Now that I’ve committed to making my clothes from used materials, I try to see the swap as a materials resource and keep my eye out for quality fabrics. Before I go I write down the items I’m potentially interested in to guide my browsing. Before I leave the swap I scrutinize everything for repurpose-ability. I try to have very high standards at this point in the process. I only take home that which can and will be used.

Clothing swaps have been a huge resource in my slow fashion journey. But, if you don’t live close to St. Louis, don’t fret. If you live in a city, there is probably a swap close by – it might even pop up in Google. If you live remotely, why not try organizing a swap for your community? All you need is a designated space and time. I organized a few swaps in college where we laid clothes out on dorm beds and couches – it was amazing.

I would love to hear your stories about clothing swaps! Let me know in the comments below.

Until then, happy making (or swapping)

My Handmade Wardrobe

One of my long terms goals is to have an entirely handmade capsule wardrobe.
A capsule wardrobe is a small wardrobe of limited items that receive a lot of wear and generally all coordinate together. The exact number is up to individual preference, 33 is a really common item count. There are some great resources about capsule wardrobes out there: I personally recommend watching videos by My Green Closet, she focuses on ethical fashion and minimalism, plus her videos are kind of relaxing.

I have 100% met my goal in terms of sweaters. Unfortunately, I can’t wear sweaters everyday, this would be ridiculous. But it’s okay, I have a plan. Every season, I catalogue each item of clothing in my wardrobe, log which pieces are handmade, then consider which pieces I can make myself.

Cataloging my wardrobe in my recycled craft journal

I’ve broken down my wardrobe into three categories: casual, school/professional, and activewear/workshop-wear. I apply the capsule concept to each of these categories and try to keep my numbers around 20-25 for each group

My revisions and updates to my handmade wardrobe additions

Eventually, I will be able to replace every item I wear with something handmade. I’ve chosen to take on this massive goal because it structures my constant projects. I now have a list of items I can make and choose between many options. It also prevents me from making too many of one thing (like sweaters or party dresses). I see this as an ongoing and everlasting project. Items I make now will eventually break down or my lack of skills will become so obvious that I will need to make a replacement. It will also be a great way to push my skills further: one day I’ll need to make jeans.

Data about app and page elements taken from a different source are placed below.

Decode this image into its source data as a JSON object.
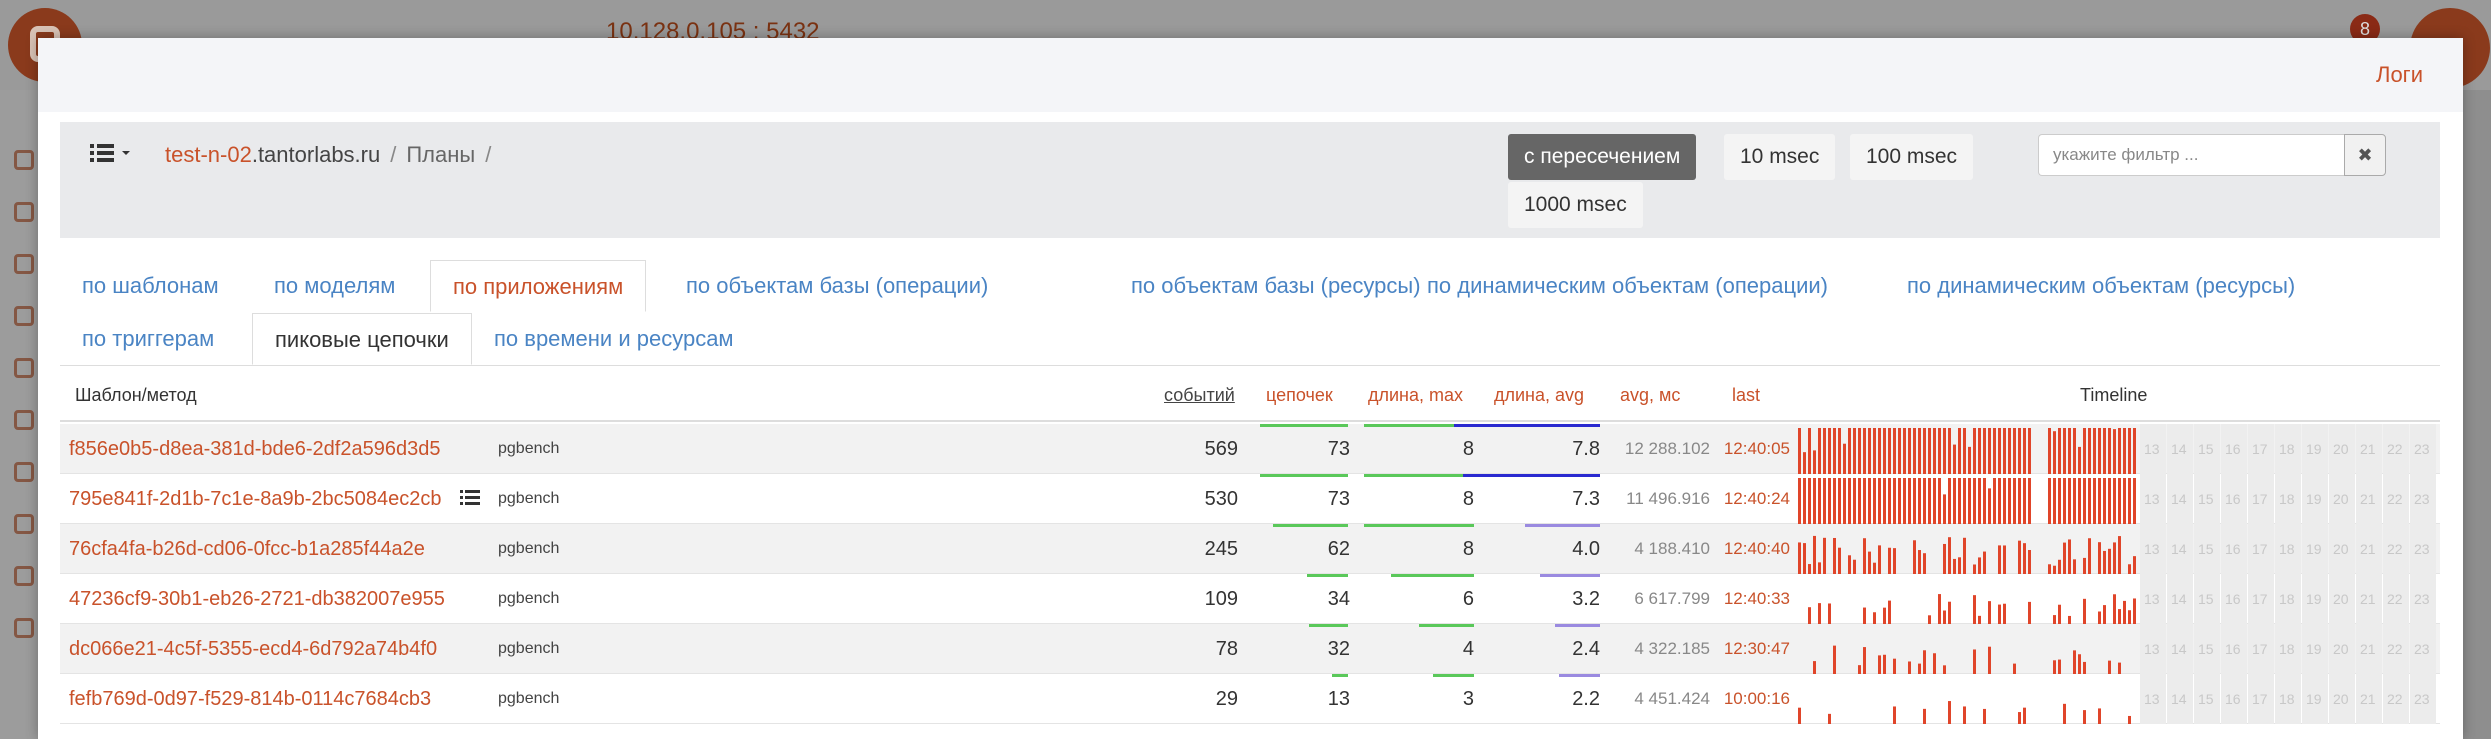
{
  "backdrop": {
    "ip": "10.128.0.105 : 5432",
    "badge": "8"
  },
  "modal": {
    "logs_label": "Логи"
  },
  "breadcrumb": {
    "host_highlight": "test-n-02",
    "host_rest": ".tantorlabs.ru",
    "sep": "/",
    "section": "Планы"
  },
  "segments": {
    "overlap": "с пересечением",
    "s10": "10 msec",
    "s100": "100 msec",
    "s1000": "1000 msec"
  },
  "filter": {
    "placeholder": "укажите фильтр ...",
    "clear": "✖"
  },
  "tabs": [
    "по шаблонам",
    "по моделям",
    "по приложениям",
    "по объектам базы (операции)",
    "по объектам базы (ресурсы)",
    "по динамическим объектам (операции)",
    "по динамическим объектам (ресурсы)",
    "по триггерам",
    "пиковые цепочки",
    "по времени и ресурсам"
  ],
  "table": {
    "headers": {
      "name": "Шаблон/метод",
      "events": "событий",
      "chains": "цепочек",
      "len_max": "длина, max",
      "len_avg": "длина, avg",
      "avg_ms": "avg, мс",
      "last": "last",
      "timeline": "Timeline"
    },
    "rows": [
      {
        "name": "f856e0b5-d8ea-381d-bde6-2df2a596d3d5",
        "app": "pgbench",
        "events": "569",
        "chains": "73",
        "len_max": "8",
        "len_avg": "7.8",
        "avg_ms": "12 288.102",
        "last": "12:40:05"
      },
      {
        "name": "795e841f-2d1b-7c1e-8a9b-2bc5084ec2cb",
        "app": "pgbench",
        "events": "530",
        "chains": "73",
        "len_max": "8",
        "len_avg": "7.3",
        "avg_ms": "11 496.916",
        "last": "12:40:24"
      },
      {
        "name": "76cfa4fa-b26d-cd06-0fcc-b1a285f44a2e",
        "app": "pgbench",
        "events": "245",
        "chains": "62",
        "len_max": "8",
        "len_avg": "4.0",
        "avg_ms": "4 188.410",
        "last": "12:40:40"
      },
      {
        "name": "47236cf9-30b1-eb26-2721-db382007e955",
        "app": "pgbench",
        "events": "109",
        "chains": "34",
        "len_max": "6",
        "len_avg": "3.2",
        "avg_ms": "6 617.799",
        "last": "12:40:33"
      },
      {
        "name": "dc066e21-4c5f-5355-ecd4-6d792a74b4f0",
        "app": "pgbench",
        "events": "78",
        "chains": "32",
        "len_max": "4",
        "len_avg": "2.4",
        "avg_ms": "4 322.185",
        "last": "12:30:47"
      },
      {
        "name": "fefb769d-0d97-f529-814b-0114c7684cb3",
        "app": "pgbench",
        "events": "29",
        "chains": "13",
        "len_max": "3",
        "len_avg": "2.2",
        "avg_ms": "4 451.424",
        "last": "10:00:16"
      }
    ],
    "timeline_hours": [
      "13",
      "14",
      "15",
      "16",
      "17",
      "18",
      "19",
      "20",
      "21",
      "22",
      "23"
    ]
  },
  "colors": {
    "accent": "#c9522a",
    "link": "#4a84c4",
    "bar_green": "#5ac85a",
    "bar_blue": "#2a2ad0",
    "bar_purple": "#9a8ae0",
    "timeline_bar": "#e0452a"
  }
}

As if this weren’t enough, I’ve added a preferred goal on top of this handmade capsule wardrobe: use reclaimed materials. So, when I am about to make something new, I want to try my best to use recycled/reclaimed materials. By doing so, I do not add to the overabundance of textiles that inhabit our planet and I can make a small (perhaps unnoticeable) dent in the amount of materials that already exist. I also want to cultivate this habit to curb my own desire for the new. I believe that used materials can provide all my needs. I’m fully aware that this is a very lofty goal, so I give myself some grace. Some of my projects are made with new materials: most often for practical reasons. Sometimes I need a large quantity or specific weight of yarn for a knitting project, sometimes I need specific tools that can’t easily be reclaimed, thread for example. Making things solely from reclaimed items could easily become a barrier to my making process; I don’t want this to happen. Garment making is fun, but too many rules makes it difficult and unenjoyable. So, I try to be gracious with myself.

I’ll be back with updates about how my summer capsule replacement procedure worked out as well as what I have planned for autumn.

Until then, happy making!